**ABOUT THIS TASK**
Copy the full listing, changing nothing.
### MATERIAL FOR THIS EXERCISE ###
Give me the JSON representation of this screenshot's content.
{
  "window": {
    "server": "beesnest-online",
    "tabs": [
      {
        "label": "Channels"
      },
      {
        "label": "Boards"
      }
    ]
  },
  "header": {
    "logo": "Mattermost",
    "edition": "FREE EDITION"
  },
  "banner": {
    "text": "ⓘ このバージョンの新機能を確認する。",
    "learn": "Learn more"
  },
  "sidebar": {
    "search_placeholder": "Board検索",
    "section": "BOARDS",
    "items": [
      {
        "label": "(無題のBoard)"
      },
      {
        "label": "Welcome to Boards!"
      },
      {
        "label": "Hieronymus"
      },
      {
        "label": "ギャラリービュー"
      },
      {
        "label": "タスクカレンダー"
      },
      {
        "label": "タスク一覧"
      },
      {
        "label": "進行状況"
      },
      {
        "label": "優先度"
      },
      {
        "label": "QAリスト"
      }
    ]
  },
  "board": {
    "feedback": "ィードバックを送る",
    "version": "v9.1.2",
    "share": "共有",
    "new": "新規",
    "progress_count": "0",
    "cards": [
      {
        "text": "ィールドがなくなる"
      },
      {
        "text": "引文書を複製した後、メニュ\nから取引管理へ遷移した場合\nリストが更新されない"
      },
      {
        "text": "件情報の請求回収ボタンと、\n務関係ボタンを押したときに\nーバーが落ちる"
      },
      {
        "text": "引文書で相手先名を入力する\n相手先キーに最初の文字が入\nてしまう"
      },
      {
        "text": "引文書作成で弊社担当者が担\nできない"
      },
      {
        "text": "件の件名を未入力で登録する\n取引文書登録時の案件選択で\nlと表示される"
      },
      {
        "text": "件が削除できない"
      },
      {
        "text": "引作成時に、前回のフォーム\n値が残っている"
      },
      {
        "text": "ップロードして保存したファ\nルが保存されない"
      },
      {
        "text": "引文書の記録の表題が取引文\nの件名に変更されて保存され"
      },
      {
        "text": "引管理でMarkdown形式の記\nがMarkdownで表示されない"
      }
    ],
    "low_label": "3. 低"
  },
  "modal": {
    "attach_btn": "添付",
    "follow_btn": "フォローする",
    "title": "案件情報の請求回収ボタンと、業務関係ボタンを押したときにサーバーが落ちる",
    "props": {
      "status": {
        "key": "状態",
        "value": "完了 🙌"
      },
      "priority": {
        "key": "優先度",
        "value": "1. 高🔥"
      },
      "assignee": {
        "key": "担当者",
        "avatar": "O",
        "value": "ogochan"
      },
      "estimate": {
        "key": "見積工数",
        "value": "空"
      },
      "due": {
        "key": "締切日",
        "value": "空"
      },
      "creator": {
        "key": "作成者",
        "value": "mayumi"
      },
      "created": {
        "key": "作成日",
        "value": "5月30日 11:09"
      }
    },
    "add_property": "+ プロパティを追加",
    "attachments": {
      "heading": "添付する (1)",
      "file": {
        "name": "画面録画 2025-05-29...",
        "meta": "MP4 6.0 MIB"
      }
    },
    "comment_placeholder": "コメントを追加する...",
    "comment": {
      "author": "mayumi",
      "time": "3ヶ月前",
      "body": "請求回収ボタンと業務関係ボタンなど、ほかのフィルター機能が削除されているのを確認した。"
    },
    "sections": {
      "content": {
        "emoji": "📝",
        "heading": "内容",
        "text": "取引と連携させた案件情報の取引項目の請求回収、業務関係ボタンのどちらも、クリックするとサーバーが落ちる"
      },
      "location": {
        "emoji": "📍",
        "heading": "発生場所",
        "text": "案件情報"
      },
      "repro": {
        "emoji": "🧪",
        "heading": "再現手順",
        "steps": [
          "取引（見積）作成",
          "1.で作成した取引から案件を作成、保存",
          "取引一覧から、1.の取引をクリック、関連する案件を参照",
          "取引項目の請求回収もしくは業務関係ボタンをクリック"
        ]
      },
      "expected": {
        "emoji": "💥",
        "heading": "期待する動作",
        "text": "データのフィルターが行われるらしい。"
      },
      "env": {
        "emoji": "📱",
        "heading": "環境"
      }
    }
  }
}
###
**RESPONSE**
Give me the JSON representation of this screenshot's content.
{
  "window": {
    "server": "beesnest-online",
    "tabs": [
      {
        "label": "Channels"
      },
      {
        "label": "Boards"
      }
    ]
  },
  "header": {
    "logo": "Mattermost",
    "edition": "FREE EDITION"
  },
  "banner": {
    "text": "ⓘ このバージョンの新機能を確認する。",
    "learn": "Learn more"
  },
  "sidebar": {
    "search_placeholder": "Board検索",
    "section": "BOARDS",
    "items": [
      {
        "label": "(無題のBoard)"
      },
      {
        "label": "Welcome to Boards!"
      },
      {
        "label": "Hieronymus"
      },
      {
        "label": "ギャラリービュー"
      },
      {
        "label": "タスクカレンダー"
      },
      {
        "label": "タスク一覧"
      },
      {
        "label": "進行状況"
      },
      {
        "label": "優先度"
      },
      {
        "label": "QAリスト"
      }
    ]
  },
  "board": {
    "feedback": "ィードバックを送る",
    "version": "v9.1.2",
    "share": "共有",
    "new": "新規",
    "progress_count": "0",
    "cards": [
      {
        "text": "ィールドがなくなる"
      },
      {
        "text": "引文書を複製した後、メニュ\nから取引管理へ遷移した場合\nリストが更新されない"
      },
      {
        "text": "件情報の請求回収ボタンと、\n務関係ボタンを押したときに\nーバーが落ちる"
      },
      {
        "text": "引文書で相手先名を入力する\n相手先キーに最初の文字が入\nてしまう"
      },
      {
        "text": "引文書作成で弊社担当者が担\nできない"
      },
      {
        "text": "件の件名を未入力で登録する\n取引文書登録時の案件選択で\nlと表示される"
      },
      {
        "text": "件が削除できない"
      },
      {
        "text": "引作成時に、前回のフォーム\n値が残っている"
      },
      {
        "text": "ップロードして保存したファ\nルが保存されない"
      },
      {
        "text": "引文書の記録の表題が取引文\nの件名に変更されて保存され"
      },
      {
        "text": "引管理でMarkdown形式の記\nがMarkdownで表示されない"
      }
    ],
    "low_label": "3. 低"
  },
  "modal": {
    "attach_btn": "添付",
    "follow_btn": "フォローする",
    "title": "案件情報の請求回収ボタンと、業務関係ボタンを押したときにサーバーが落ちる",
    "props": {
      "status": {
        "key": "状態",
        "value": "完了 🙌"
      },
      "priority": {
        "key": "優先度",
        "value": "1. 高🔥"
      },
      "assignee": {
        "key": "担当者",
        "avatar": "O",
        "value": "ogochan"
      },
      "estimate": {
        "key": "見積工数",
        "value": "空"
      },
      "due": {
        "key": "締切日",
        "value": "空"
      },
      "creator": {
        "key": "作成者",
        "value": "mayumi"
      },
      "created": {
        "key": "作成日",
        "value": "5月30日 11:09"
      }
    },
    "add_property": "+ プロパティを追加",
    "attachments": {
      "heading": "添付する (1)",
      "file": {
        "name": "画面録画 2025-05-29...",
        "meta": "MP4 6.0 MIB"
      }
    },
    "comment_placeholder": "コメントを追加する...",
    "comment": {
      "author": "mayumi",
      "time": "3ヶ月前",
      "body": "請求回収ボタンと業務関係ボタンなど、ほかのフィルター機能が削除されているのを確認した。"
    },
    "sections": {
      "content": {
        "emoji": "📝",
        "heading": "内容",
        "text": "取引と連携させた案件情報の取引項目の請求回収、業務関係ボタンのどちらも、クリックするとサーバーが落ちる"
      },
      "location": {
        "emoji": "📍",
        "heading": "発生場所",
        "text": "案件情報"
      },
      "repro": {
        "emoji": "🧪",
        "heading": "再現手順",
        "steps": [
          "取引（見積）作成",
          "1.で作成した取引から案件を作成、保存",
          "取引一覧から、1.の取引をクリック、関連する案件を参照",
          "取引項目の請求回収もしくは業務関係ボタンをクリック"
        ]
      },
      "expected": {
        "emoji": "💥",
        "heading": "期待する動作",
        "text": "データのフィルターが行われるらしい。"
      },
      "env": {
        "emoji": "📱",
        "heading": "環境"
      }
    }
  }
}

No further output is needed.